### DIRECTIONS FOR THIS TASK
Once every line below has been checked for "close", give only the number of lines that have it.

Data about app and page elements

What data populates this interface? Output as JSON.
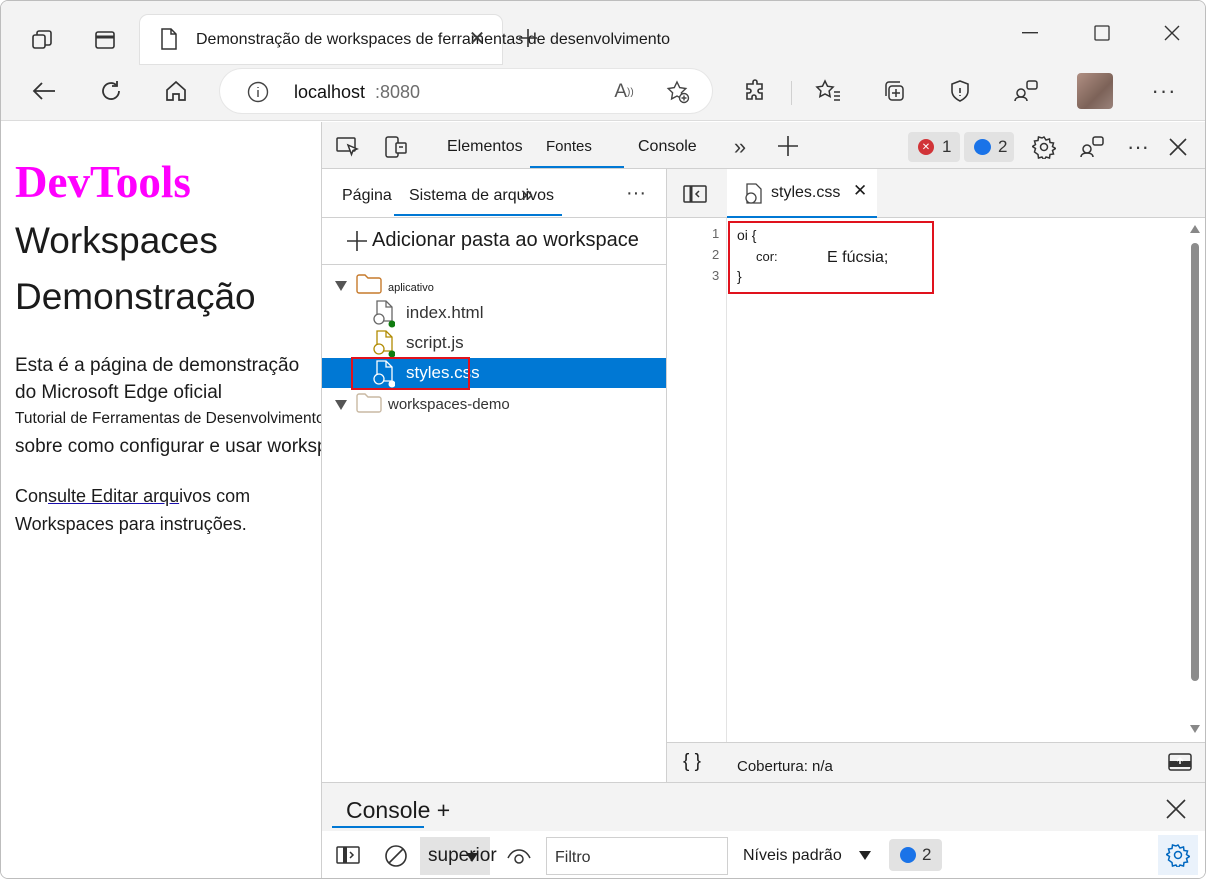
{
  "browser": {
    "tab_title": "Demonstração de workspaces de ferramentas de desenvolvimento",
    "address_host": "localhost",
    "address_port": ":8080"
  },
  "page": {
    "heading1": "DevTools",
    "heading2": "Workspaces",
    "heading3": "Demonstração",
    "para1_line1": "Esta é a página de demonstração",
    "para1_line2": "do Microsoft Edge oficial",
    "para1_line3": "Tutorial de Ferramentas de Desenvolvimento",
    "para1_line4": "sobre como configurar e usar workspaces.",
    "para2_prefix": "Con",
    "para2_link": "sulte Editar arqu",
    "para2_suffix": "ivos com",
    "para2_line2": "Workspaces para instruções.",
    "heading_color": "#ff00ff"
  },
  "devtools": {
    "tabs": [
      "Elementos",
      "Fontes",
      "Console"
    ],
    "active_tab": "Fontes",
    "error_count": "1",
    "message_count": "2",
    "sources": {
      "subtabs": [
        "Página",
        "Sistema de arquivos"
      ],
      "add_folder": "Adicionar pasta ao workspace",
      "tree": {
        "folder1": "aplicativo",
        "files": [
          "index.html",
          "script.js",
          "styles.css"
        ],
        "folder2": "workspaces-demo"
      }
    },
    "editor": {
      "file_tab": "styles.css",
      "line_numbers": [
        "1",
        "2",
        "3"
      ],
      "line1": "oi {",
      "line2_prop": "cor:",
      "line2_val": "E fúcsia;",
      "line3": "}",
      "coverage": "Cobertura: n/a",
      "format_label": "{ }"
    },
    "drawer": {
      "title": "Console +",
      "context": "superior",
      "filter_placeholder": "Filtro",
      "levels": "Níveis padrão",
      "message_count": "2"
    },
    "accent_color": "#0078d4"
  }
}
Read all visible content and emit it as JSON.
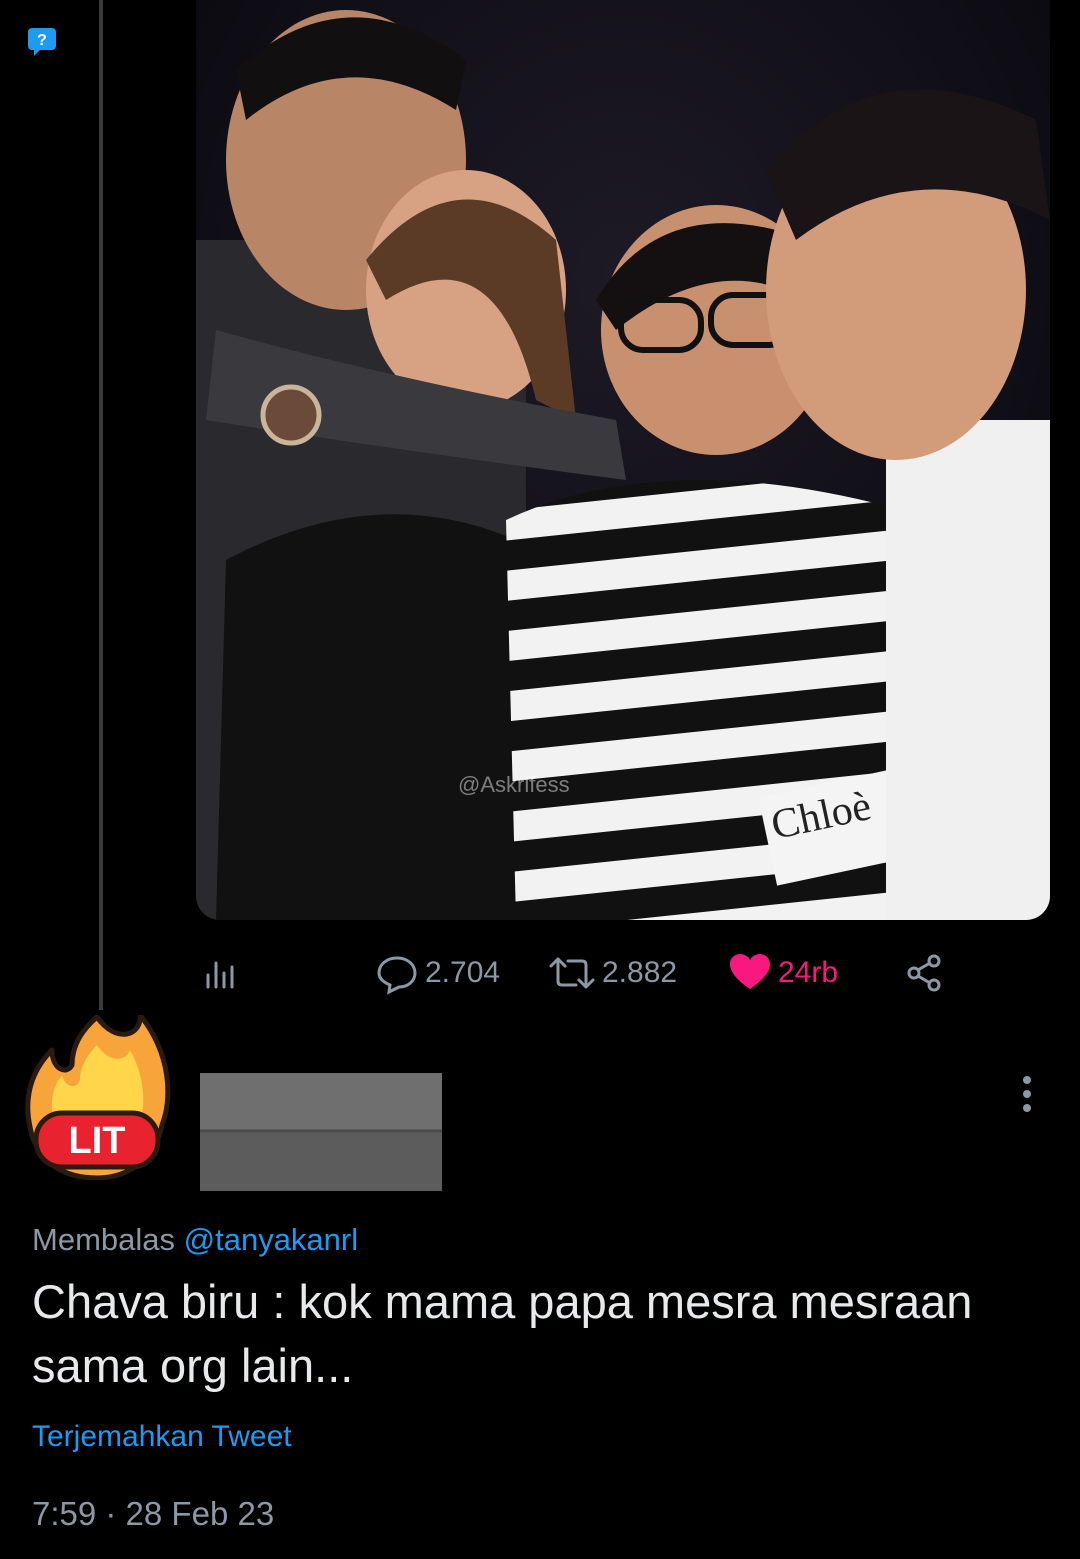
{
  "photo": {
    "watermark": "@Askrlfess",
    "sweater_label": "Chloè"
  },
  "actions": {
    "replies": "2.704",
    "retweets": "2.882",
    "likes": "24rb"
  },
  "reply": {
    "replying_prefix": "Membalas",
    "replying_handle": "@tanyakanrl",
    "text": "Chava biru : kok mama papa mesra mesraan sama org lain...",
    "translate_label": "Terjemahkan Tweet",
    "timestamp": "7:59 · 28 Feb 23",
    "avatar_badge": "LIT"
  },
  "colors": {
    "background": "#000000",
    "accent_blue": "#1d9bf0",
    "like_pink": "#f91880",
    "muted_text": "#8b98a5"
  },
  "icons": [
    "analytics-icon",
    "reply-icon",
    "retweet-icon",
    "heart-icon",
    "share-icon",
    "more-icon"
  ]
}
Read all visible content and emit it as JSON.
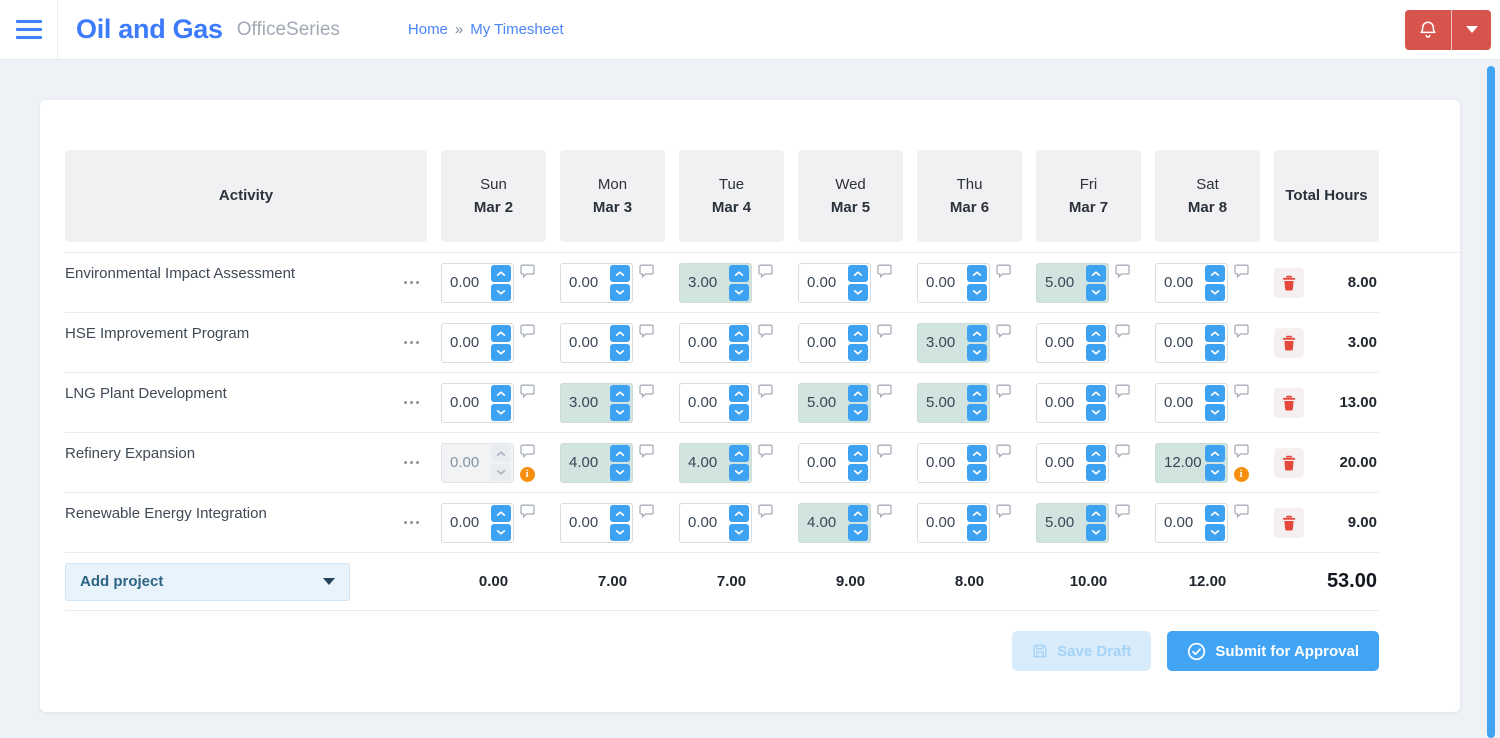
{
  "header": {
    "brand": "Oil and Gas",
    "suite": "OfficeSeries",
    "breadcrumb": {
      "home": "Home",
      "separator": "»",
      "current": "My Timesheet"
    }
  },
  "table": {
    "activity_header": "Activity",
    "total_header": "Total Hours",
    "days": [
      {
        "day": "Sun",
        "date": "Mar 2"
      },
      {
        "day": "Mon",
        "date": "Mar 3"
      },
      {
        "day": "Tue",
        "date": "Mar 4"
      },
      {
        "day": "Wed",
        "date": "Mar 5"
      },
      {
        "day": "Thu",
        "date": "Mar 6"
      },
      {
        "day": "Fri",
        "date": "Mar 7"
      },
      {
        "day": "Sat",
        "date": "Mar 8"
      }
    ],
    "rows": [
      {
        "name": "Environmental Impact Assessment",
        "total": "8.00",
        "cells": [
          {
            "value": "0.00"
          },
          {
            "value": "0.00"
          },
          {
            "value": "3.00",
            "filled": true
          },
          {
            "value": "0.00"
          },
          {
            "value": "0.00"
          },
          {
            "value": "5.00",
            "filled": true
          },
          {
            "value": "0.00"
          }
        ]
      },
      {
        "name": "HSE Improvement Program",
        "total": "3.00",
        "cells": [
          {
            "value": "0.00"
          },
          {
            "value": "0.00"
          },
          {
            "value": "0.00"
          },
          {
            "value": "0.00"
          },
          {
            "value": "3.00",
            "filled": true
          },
          {
            "value": "0.00"
          },
          {
            "value": "0.00"
          }
        ]
      },
      {
        "name": "LNG Plant Development",
        "total": "13.00",
        "cells": [
          {
            "value": "0.00"
          },
          {
            "value": "3.00",
            "filled": true
          },
          {
            "value": "0.00"
          },
          {
            "value": "5.00",
            "filled": true
          },
          {
            "value": "5.00",
            "filled": true
          },
          {
            "value": "0.00"
          },
          {
            "value": "0.00"
          }
        ]
      },
      {
        "name": "Refinery Expansion",
        "total": "20.00",
        "cells": [
          {
            "value": "0.00",
            "disabled": true,
            "alert": true
          },
          {
            "value": "4.00",
            "filled": true
          },
          {
            "value": "4.00",
            "filled": true
          },
          {
            "value": "0.00"
          },
          {
            "value": "0.00"
          },
          {
            "value": "0.00"
          },
          {
            "value": "12.00",
            "filled": true,
            "alert": true
          }
        ]
      },
      {
        "name": "Renewable Energy Integration",
        "total": "9.00",
        "cells": [
          {
            "value": "0.00"
          },
          {
            "value": "0.00"
          },
          {
            "value": "0.00"
          },
          {
            "value": "4.00",
            "filled": true
          },
          {
            "value": "0.00"
          },
          {
            "value": "5.00",
            "filled": true
          },
          {
            "value": "0.00"
          }
        ]
      }
    ],
    "add_project_label": "Add project",
    "day_totals": [
      "0.00",
      "7.00",
      "7.00",
      "9.00",
      "8.00",
      "10.00",
      "12.00"
    ],
    "grand_total": "53.00"
  },
  "actions": {
    "save_draft": "Save Draft",
    "submit": "Submit for Approval"
  },
  "colors": {
    "brand_blue": "#3d7bfd",
    "accent_blue": "#41a4f5",
    "spinner_blue": "#3ea2f3",
    "danger_red": "#d6544c",
    "trash_red": "#e5483c",
    "filled_cell_teal": "#d2e4df",
    "alert_orange": "#f78f0e"
  }
}
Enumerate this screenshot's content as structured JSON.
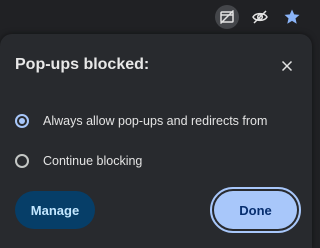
{
  "toolbar": {
    "icons": [
      "popup-blocked-icon",
      "eye-off-icon",
      "star-icon"
    ],
    "star_color": "#8ab4f8"
  },
  "dialog": {
    "title": "Pop-ups blocked:",
    "close_icon": "close-icon",
    "options": [
      {
        "label": "Always allow pop-ups and redirects from",
        "checked": true
      },
      {
        "label": "Continue blocking",
        "checked": false
      }
    ],
    "manage_label": "Manage",
    "done_label": "Done"
  },
  "colors": {
    "accent": "#a8c7fa",
    "manage_bg": "#063e68",
    "dialog_bg": "#282a2e"
  }
}
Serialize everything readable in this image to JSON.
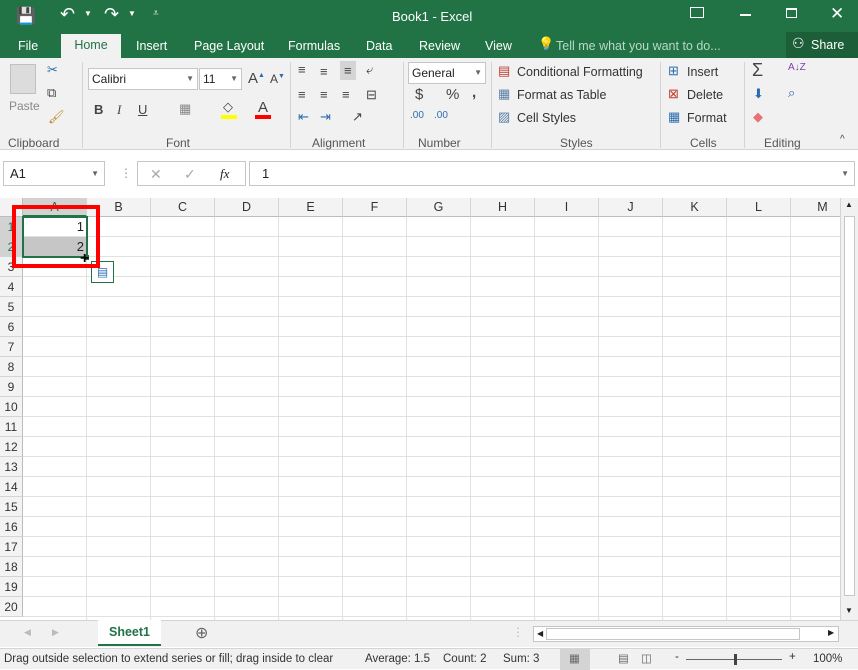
{
  "title": "Book1 - Excel",
  "qat": {
    "save": "save-icon",
    "undo": "undo-icon",
    "redo": "redo-icon"
  },
  "tabs": [
    "File",
    "Home",
    "Insert",
    "Page Layout",
    "Formulas",
    "Data",
    "Review",
    "View"
  ],
  "tell_me": "Tell me what you want to do...",
  "share": "Share",
  "ribbon": {
    "clipboard": {
      "label": "Clipboard",
      "paste": "Paste"
    },
    "font": {
      "label": "Font",
      "name": "Calibri",
      "size": "11",
      "bold": "B",
      "italic": "I",
      "underline": "U",
      "font_color": "A",
      "fill_color": "#ffff00",
      "text_color": "#ff0000"
    },
    "alignment": {
      "label": "Alignment"
    },
    "number": {
      "label": "Number",
      "format": "General",
      "currency": "$",
      "percent": "%",
      "comma": ",",
      "inc_dec": ".00"
    },
    "styles": {
      "label": "Styles",
      "conditional": "Conditional Formatting",
      "format_table": "Format as Table",
      "cell_styles": "Cell Styles"
    },
    "cells": {
      "label": "Cells",
      "insert": "Insert",
      "delete": "Delete",
      "format": "Format"
    },
    "editing": {
      "label": "Editing",
      "sum": "Σ"
    }
  },
  "formula_bar": {
    "name_box": "A1",
    "fx": "fx",
    "value": "1",
    "cancel": "✕",
    "enter": "✓"
  },
  "columns": [
    "A",
    "B",
    "C",
    "D",
    "E",
    "F",
    "G",
    "H",
    "I",
    "J",
    "K",
    "L",
    "M"
  ],
  "rows": [
    "1",
    "2",
    "3",
    "4",
    "5",
    "6",
    "7",
    "8",
    "9",
    "10",
    "11",
    "12",
    "13",
    "14",
    "15",
    "16",
    "17",
    "18",
    "19",
    "20"
  ],
  "cells": {
    "A1": "1",
    "A2": "2"
  },
  "sheets": [
    "Sheet1"
  ],
  "status": {
    "message": "Drag outside selection to extend series or fill; drag inside to clear",
    "average": "Average: 1.5",
    "count": "Count: 2",
    "sum": "Sum: 3",
    "zoom": "100%"
  },
  "colors": {
    "brand": "#217346",
    "highlight": "#ff0000"
  }
}
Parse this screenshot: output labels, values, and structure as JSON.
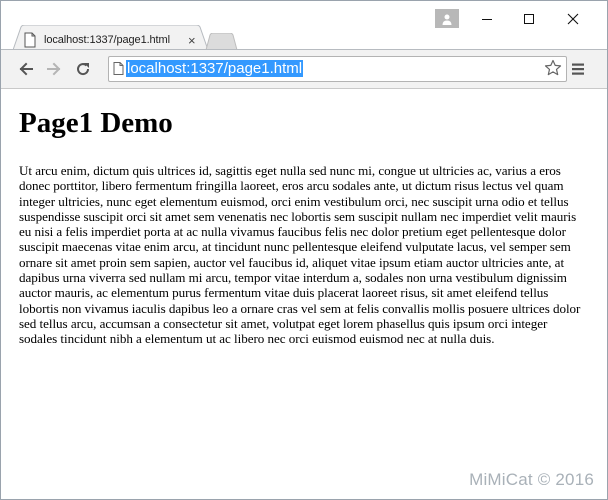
{
  "tab": {
    "title": "localhost:1337/page1.html",
    "close": "×"
  },
  "address_bar": {
    "url": "localhost:1337/page1.html"
  },
  "window_controls": {
    "minimize": "minimize-icon",
    "maximize": "maximize-icon",
    "close": "close-icon"
  },
  "icons": {
    "back": "back-arrow-icon",
    "forward": "forward-arrow-icon",
    "reload": "reload-icon",
    "star": "bookmark-star-icon",
    "menu": "hamburger-menu-icon",
    "user": "user-profile-icon",
    "page": "page-icon"
  },
  "page": {
    "heading": "Page1 Demo",
    "body": "Ut arcu enim, dictum quis ultrices id, sagittis eget nulla sed nunc mi, congue ut ultricies ac, varius a eros donec porttitor, libero fermentum fringilla laoreet, eros arcu sodales ante, ut dictum risus lectus vel quam integer ultricies, nunc eget elementum euismod, orci enim vestibulum orci, nec suscipit urna odio et tellus suspendisse suscipit orci sit amet sem venenatis nec lobortis sem suscipit nullam nec imperdiet velit mauris eu nisi a felis imperdiet porta at ac nulla vivamus faucibus felis nec dolor pretium eget pellentesque dolor suscipit maecenas vitae enim arcu, at tincidunt nunc pellentesque eleifend vulputate lacus, vel semper sem ornare sit amet proin sem sapien, auctor vel faucibus id, aliquet vitae ipsum etiam auctor ultricies ante, at dapibus urna viverra sed nullam mi arcu, tempor vitae interdum a, sodales non urna vestibulum dignissim auctor mauris, ac elementum purus fermentum vitae duis placerat laoreet risus, sit amet eleifend tellus lobortis non vivamus iaculis dapibus leo a ornare cras vel sem at felis convallis mollis posuere ultrices dolor sed tellus arcu, accumsan a consectetur sit amet, volutpat eget lorem phasellus quis ipsum orci integer sodales tincidunt nibh a elementum ut ac libero nec orci euismod euismod nec at nulla duis."
  },
  "watermark": "MiMiCat © 2016",
  "colors": {
    "selection": "#3399ff",
    "toolbar": "#f2f2f2",
    "watermark": "#a9b1b8"
  }
}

### RESPONSE TO THE EXERCISE
3